● **Action item**:
Search the records for "down". Copy every line where it appears.

[Element data from apps and pages]
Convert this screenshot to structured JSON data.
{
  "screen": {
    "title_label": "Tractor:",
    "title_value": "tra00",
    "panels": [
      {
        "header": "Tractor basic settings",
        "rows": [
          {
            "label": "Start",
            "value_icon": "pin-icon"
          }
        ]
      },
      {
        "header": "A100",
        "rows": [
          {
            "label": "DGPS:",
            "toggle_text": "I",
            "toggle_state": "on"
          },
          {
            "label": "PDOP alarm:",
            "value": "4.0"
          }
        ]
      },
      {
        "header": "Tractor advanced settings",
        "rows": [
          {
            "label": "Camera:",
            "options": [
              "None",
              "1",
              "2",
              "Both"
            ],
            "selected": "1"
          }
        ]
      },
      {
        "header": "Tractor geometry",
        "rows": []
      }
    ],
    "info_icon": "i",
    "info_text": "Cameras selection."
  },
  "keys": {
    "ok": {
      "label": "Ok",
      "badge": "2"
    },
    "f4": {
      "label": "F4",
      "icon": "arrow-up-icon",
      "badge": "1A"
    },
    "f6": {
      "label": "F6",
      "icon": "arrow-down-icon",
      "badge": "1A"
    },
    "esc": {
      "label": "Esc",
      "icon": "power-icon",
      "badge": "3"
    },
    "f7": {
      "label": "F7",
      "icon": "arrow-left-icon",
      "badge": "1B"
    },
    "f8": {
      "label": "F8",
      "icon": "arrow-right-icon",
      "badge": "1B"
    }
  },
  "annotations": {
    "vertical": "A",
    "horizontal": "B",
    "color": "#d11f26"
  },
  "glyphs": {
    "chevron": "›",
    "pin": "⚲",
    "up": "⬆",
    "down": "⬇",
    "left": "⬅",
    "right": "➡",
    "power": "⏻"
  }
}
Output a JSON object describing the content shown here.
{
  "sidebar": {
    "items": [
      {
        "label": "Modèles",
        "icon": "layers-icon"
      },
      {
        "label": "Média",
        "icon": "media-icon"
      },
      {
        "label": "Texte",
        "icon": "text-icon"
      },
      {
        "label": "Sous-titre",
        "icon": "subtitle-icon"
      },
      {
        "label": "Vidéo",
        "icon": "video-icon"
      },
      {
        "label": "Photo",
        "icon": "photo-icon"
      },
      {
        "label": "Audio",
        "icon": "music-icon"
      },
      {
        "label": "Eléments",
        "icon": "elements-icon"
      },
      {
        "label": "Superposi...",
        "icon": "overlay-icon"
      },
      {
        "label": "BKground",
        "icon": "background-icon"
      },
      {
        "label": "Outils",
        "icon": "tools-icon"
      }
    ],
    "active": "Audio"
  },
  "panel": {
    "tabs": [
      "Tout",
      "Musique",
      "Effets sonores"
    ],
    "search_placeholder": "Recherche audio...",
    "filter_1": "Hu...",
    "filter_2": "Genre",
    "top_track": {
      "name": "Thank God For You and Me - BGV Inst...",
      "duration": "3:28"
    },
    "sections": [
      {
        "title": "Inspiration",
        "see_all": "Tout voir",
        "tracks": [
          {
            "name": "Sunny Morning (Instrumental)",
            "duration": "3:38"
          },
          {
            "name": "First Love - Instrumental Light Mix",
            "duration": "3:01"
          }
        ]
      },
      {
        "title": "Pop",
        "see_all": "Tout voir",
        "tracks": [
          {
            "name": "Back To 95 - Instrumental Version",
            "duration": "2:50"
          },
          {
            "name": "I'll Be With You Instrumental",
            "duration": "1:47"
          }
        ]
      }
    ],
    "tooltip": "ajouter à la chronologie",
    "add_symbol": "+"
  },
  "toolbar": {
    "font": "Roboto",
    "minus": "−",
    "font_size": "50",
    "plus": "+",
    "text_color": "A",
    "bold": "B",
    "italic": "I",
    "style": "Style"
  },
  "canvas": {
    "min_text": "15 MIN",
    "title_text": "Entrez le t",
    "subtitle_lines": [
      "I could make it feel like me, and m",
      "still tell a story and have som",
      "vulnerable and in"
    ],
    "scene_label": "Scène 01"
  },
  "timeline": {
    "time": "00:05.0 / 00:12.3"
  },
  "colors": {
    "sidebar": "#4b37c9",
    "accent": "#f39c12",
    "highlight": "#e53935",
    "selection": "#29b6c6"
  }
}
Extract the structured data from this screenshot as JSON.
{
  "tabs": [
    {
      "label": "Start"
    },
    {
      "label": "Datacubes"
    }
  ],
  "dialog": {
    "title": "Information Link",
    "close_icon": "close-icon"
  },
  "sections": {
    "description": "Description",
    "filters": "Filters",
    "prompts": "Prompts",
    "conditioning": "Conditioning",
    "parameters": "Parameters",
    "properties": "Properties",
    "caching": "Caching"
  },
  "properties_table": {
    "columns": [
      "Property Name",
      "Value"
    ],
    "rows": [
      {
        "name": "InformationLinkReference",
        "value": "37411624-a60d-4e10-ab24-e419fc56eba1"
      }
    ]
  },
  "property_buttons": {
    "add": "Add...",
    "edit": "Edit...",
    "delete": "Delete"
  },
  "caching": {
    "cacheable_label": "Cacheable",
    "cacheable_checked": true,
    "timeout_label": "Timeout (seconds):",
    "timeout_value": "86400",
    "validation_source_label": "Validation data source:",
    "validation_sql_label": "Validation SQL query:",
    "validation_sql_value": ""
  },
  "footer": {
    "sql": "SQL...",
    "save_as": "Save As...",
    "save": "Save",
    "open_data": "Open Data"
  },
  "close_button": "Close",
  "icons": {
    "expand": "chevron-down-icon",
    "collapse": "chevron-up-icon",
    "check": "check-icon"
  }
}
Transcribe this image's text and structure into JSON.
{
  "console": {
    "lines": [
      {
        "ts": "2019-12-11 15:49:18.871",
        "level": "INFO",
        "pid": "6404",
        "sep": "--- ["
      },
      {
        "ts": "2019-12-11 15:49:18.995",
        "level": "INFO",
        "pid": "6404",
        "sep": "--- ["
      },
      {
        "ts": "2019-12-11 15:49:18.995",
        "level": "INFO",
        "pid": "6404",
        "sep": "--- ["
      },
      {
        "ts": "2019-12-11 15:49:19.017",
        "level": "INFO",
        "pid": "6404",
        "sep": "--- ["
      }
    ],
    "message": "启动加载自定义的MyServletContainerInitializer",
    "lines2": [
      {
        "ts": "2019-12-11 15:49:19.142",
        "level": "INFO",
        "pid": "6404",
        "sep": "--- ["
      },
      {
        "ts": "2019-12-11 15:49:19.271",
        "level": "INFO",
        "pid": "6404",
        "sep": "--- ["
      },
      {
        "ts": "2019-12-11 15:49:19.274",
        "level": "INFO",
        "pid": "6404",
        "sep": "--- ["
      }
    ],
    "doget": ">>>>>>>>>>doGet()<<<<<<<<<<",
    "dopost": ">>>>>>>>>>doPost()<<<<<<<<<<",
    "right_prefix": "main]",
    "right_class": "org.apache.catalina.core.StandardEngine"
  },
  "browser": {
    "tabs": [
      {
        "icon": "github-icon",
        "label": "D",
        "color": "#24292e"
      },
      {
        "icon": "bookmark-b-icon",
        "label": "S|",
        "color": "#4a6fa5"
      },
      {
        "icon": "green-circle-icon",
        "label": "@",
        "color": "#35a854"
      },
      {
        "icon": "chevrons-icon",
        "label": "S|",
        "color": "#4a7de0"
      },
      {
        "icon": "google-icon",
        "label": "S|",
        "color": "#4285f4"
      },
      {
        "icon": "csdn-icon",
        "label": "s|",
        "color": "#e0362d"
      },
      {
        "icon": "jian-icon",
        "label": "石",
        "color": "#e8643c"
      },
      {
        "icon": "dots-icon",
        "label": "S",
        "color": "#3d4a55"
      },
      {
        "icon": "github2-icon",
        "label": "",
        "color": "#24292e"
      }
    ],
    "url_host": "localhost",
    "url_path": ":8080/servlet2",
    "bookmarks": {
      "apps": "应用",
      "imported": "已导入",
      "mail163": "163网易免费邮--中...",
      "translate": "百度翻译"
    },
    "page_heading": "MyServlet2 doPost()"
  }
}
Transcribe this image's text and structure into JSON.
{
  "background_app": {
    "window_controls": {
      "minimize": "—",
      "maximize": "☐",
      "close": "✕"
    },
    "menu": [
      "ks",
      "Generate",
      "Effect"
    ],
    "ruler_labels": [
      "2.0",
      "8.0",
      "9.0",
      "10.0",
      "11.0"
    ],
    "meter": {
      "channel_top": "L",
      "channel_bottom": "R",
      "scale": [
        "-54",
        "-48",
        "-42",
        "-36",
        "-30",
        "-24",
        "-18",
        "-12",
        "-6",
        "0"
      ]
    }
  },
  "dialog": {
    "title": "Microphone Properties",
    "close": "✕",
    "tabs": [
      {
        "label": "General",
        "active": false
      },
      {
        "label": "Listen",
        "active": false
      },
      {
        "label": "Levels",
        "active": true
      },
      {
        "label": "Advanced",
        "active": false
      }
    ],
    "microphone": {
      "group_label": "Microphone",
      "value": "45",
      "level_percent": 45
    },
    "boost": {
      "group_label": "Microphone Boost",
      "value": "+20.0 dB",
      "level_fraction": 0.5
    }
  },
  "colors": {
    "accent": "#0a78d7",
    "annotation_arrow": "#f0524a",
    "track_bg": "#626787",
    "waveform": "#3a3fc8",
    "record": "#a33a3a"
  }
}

● **Result**:
      "icon": "arrow-down-icon",
    "down": "⬇",
    "expand": "chevron-down-icon",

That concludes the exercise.